The contractor, or crew leader, Jose Carmen Leon, ran Manuel over in February while he backed up his flatbed truck where workers dumped the chili they picked.
Manuel was crouching down picking peppers in Leon’s path, but the crew leader couldn’t see him in the truck mirrors. The vehicle had no beeping horn signaling it was in reverse, according to the Hendry County Sheriff’s Office report.
Leon exposed his workers to a recognized safety hazard by backing up without being able to see if anyone was in his way, the Occupational Safety and Health Administration concluded in a notification of penalty issued to Leon earlier this month.
To prevent that hazard, Leon could have installed a back-up alarm recognizable by the employees as a warning or utilized a spot person to perform a head count before moving the vehicle, the citation said. He could have also operated the truck just in the forward direction and provided employees with high visibility reflective vests or clothing.
“An employee’s first day on the job should not be the last day of their life,” Condell Eastmond, director of OSHA’s Fort Lauderdale Area Office, said in a statement.
Leon also was cited for not reporting Esteban Manuel’s death to OSHA within 8 hours as required, according to the notification.
The federal agency is fining Leon $6,900. The resolution can be contested. Leon declined to comment for this story.
In Mexico, Manuel’s live-in partner and mother of their three daughters, Florencia Medina, said she hopes the fine will prevent future accidents. She said she wants Leon to be punished.
“I want that justice,” she said. “It’s not fair that I lose my spouse overnight.”
Medina, who lives in the small town of El Barco, is trying to support her children, she said. She hasn’t received any compensation for Manuel’s death. She started to sell food in the street to get by.
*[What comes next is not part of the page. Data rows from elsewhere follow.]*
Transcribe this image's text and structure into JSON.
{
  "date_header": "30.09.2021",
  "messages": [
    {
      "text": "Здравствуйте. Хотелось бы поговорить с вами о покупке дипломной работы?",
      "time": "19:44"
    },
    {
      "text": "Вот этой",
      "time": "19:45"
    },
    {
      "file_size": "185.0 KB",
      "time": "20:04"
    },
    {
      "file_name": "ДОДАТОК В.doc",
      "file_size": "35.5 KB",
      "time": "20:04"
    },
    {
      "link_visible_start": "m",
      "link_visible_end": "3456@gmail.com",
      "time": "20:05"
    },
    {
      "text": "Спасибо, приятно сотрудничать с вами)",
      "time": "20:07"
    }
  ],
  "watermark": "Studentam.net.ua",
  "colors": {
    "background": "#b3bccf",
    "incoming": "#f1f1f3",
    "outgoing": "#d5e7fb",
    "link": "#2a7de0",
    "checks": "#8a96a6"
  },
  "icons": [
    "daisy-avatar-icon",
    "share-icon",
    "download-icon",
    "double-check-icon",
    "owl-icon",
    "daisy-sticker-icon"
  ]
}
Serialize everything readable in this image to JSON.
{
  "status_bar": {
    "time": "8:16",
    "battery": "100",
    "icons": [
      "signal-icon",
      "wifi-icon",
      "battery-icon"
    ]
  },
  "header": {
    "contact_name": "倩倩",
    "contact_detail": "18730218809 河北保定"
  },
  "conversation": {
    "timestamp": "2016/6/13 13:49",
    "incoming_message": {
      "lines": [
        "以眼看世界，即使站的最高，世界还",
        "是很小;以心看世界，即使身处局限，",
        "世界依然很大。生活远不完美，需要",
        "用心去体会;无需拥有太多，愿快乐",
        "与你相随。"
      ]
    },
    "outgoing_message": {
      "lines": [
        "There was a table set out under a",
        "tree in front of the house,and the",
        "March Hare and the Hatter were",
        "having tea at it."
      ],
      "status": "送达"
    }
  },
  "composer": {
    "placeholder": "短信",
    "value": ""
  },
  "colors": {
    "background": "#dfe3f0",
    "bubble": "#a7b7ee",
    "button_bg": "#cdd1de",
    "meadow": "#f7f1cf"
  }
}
“I’m struggling with the children,”, she said. “My girls are going to enter school now. I need money for the materials.... Sometimes we eat well, sometimes not, just chili.”
Medina’s attorney, Brent Probinsky, didn’t respond to phone calls for this story, but a few months ago he said an insurer was refusing to pay workers compensation because they didn’t consider Manuel an employee.
Manuel came from Mexico with a guestworker visa to work in the fields of Immokalee with plans to start saving to build a home in Mexico for his family and maybe college for his daughters, ages 2, 9 and 11. He also wanted to buy the older a laptop so she could do her schoolwork.
In February, the employer he worked for gave them a couple of weeks off, Medina said. So he decided to go and pick chili for Leon at Gulf Coast Farms in Hendry County-- for a few days.
But on Feb. 17, Manuel was run over by Leon’s truck and died shortly after at age 31.
Leon told deputies he advised everyone the truck was going to move, put the truck in reverse and then his wife told the victim to get of the way, according to the report.
Alvaro Martinez, Manuel’s cousin, who was working with him that day, said he believed only those who were on the drivers side of the truck were warned. Manuel was on the other side.
Jeanette Smith, director of Interfaith Worker Justice of South Florida, said the fine won’t help the family. She added that if Leon couldn’t afford it and the insurer didn’t pay compensation to the family, the owner of the farm where the accident happened should still be liable. Gulf Coast Farms owners Christopher Lee and Joshua Thompson didn’t respond to phone calls and voice messages seeking comment.